Education and Learning

 

 

TIME, CONTINUITY AND CHANGE
A visit to Peninsula Farm will introduce lower and middle primary students to how pioneer settlers and their families lived and worked on the farm in the early days of the Swan River Colony. They explore the house and grounds and enjoy 'hands-on' activities. They consider the place and how it has changed since pre-European settlement, including land use and size. They compare the 'old' with the 'new' way of doing things.

Maximum of 2 classes can be accommodated on site at a time. Other options are available if you wish to bring a larger group.  Please ensure you have adequate supervision for students - suggested ratio inside house is 1:5, other activities 1:10. Please discuss this with National Trust education staff at time of booking. Please allow at least half a day for your visit. Phone 9321 6088. Email trust@ntwa.com.au

Activities can include one or more of the following. Most materials are provided.

Heritage Hounds
Primary aged students will explore the house to discover who lived and worked there, the difference between 'then and now' and what gives something 'heritage value'. Please download enough Teacher/Parent Guides and Student Booklets for participants.

Artefacts
Handle artefacts from previous generations and find out what they were for and how they were used.

A Boat for Mr Hardey (not suitable for lower primary)
Transport in the early days of Swan River Settlement. Students learn about the importance of the Swan River and make a raft to transport their goods from Fremantle to Peninsula Farm.

Windmills
The Hardey family had their own windmill on the farm. Learn about windpower and make a windmill to take home.

Games
Playing games enjoyed by children of the mid 1800s in the grounds.

Peg Dolls
Make and decorate a wooden peg doll to take home.

Mealtimes
Discuss the meals prepared and eaten at Tranby around the mid 1800s. Set a table for dinner.
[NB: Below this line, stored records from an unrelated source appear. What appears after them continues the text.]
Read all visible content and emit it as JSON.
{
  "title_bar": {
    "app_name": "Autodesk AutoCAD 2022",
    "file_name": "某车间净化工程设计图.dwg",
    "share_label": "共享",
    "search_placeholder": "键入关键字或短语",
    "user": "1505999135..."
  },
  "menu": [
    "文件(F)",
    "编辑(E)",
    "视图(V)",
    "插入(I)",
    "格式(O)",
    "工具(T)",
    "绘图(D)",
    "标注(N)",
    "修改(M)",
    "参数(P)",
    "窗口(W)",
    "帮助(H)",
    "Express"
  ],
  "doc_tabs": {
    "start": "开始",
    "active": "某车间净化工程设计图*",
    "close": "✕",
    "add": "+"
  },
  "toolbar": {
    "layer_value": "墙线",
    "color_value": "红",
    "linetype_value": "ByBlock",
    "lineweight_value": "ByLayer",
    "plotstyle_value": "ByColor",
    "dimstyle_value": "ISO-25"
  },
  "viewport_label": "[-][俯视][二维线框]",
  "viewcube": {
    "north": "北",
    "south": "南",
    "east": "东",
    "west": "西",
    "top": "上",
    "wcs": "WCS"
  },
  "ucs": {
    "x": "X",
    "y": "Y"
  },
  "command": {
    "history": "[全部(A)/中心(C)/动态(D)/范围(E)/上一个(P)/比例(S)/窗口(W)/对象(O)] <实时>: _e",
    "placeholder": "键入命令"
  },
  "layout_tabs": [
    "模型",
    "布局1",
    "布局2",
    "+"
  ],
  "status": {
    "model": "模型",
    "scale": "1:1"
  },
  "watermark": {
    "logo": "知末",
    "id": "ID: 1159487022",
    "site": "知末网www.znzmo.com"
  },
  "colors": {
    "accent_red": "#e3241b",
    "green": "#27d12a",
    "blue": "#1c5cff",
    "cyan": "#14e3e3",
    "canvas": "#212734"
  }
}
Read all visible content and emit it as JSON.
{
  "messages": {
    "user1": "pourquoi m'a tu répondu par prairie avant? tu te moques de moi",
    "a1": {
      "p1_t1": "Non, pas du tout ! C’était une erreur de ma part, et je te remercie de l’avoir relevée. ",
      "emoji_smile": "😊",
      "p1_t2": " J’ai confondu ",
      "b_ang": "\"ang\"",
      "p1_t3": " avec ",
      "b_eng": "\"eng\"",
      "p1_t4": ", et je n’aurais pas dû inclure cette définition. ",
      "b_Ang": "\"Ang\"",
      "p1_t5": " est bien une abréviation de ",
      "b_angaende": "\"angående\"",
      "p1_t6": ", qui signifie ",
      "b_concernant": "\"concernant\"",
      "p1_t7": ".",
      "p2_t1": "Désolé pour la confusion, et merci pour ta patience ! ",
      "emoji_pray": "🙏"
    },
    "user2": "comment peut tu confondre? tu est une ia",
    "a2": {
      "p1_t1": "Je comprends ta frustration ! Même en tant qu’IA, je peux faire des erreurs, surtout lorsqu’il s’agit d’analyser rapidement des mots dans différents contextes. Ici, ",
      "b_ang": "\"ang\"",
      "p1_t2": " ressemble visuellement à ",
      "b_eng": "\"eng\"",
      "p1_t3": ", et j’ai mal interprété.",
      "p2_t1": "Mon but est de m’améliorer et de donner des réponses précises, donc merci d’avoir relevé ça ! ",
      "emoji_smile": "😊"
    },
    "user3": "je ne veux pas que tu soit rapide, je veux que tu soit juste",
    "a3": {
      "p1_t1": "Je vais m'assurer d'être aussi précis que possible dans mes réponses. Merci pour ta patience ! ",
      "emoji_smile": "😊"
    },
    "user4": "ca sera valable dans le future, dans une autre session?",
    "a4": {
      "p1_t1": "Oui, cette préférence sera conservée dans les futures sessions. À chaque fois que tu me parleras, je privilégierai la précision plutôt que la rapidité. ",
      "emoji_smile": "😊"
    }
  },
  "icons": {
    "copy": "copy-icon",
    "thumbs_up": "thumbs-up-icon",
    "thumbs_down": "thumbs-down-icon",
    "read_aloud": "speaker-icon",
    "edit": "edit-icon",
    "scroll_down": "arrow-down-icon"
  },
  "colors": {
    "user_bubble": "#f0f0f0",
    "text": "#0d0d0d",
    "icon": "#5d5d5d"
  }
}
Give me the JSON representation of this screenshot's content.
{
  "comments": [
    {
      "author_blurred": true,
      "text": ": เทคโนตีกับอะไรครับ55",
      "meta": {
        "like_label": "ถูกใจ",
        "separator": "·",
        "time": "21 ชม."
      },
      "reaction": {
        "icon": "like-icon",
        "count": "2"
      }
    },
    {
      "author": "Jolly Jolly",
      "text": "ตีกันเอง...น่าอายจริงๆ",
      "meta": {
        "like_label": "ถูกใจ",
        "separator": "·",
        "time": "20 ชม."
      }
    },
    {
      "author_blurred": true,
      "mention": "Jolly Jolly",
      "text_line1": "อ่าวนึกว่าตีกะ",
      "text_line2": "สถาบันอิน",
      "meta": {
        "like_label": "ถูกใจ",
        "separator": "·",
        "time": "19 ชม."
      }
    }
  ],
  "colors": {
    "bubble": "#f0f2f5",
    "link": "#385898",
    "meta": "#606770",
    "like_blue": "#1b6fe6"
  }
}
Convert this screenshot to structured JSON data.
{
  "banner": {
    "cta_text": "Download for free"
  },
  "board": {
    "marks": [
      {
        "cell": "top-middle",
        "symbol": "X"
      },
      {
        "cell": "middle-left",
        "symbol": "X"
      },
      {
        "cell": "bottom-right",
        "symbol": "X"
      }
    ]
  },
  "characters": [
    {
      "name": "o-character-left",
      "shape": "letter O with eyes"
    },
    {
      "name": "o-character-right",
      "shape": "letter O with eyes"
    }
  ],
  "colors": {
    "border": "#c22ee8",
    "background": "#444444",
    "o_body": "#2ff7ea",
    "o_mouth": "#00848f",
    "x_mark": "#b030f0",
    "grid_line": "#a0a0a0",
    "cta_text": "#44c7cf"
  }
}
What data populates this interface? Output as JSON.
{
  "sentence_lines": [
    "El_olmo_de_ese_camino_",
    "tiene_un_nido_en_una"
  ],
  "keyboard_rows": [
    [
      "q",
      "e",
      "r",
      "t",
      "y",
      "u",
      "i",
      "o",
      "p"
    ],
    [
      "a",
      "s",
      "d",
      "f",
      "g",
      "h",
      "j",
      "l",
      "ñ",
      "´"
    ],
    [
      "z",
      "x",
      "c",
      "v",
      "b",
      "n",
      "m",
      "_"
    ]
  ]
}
Discuss table manners expected at that time.

Measuring and Weighing
Discuss what was grown, used and sold on the farm. Measure and weigh some the products using 'olden days' scales with pounds and ounces.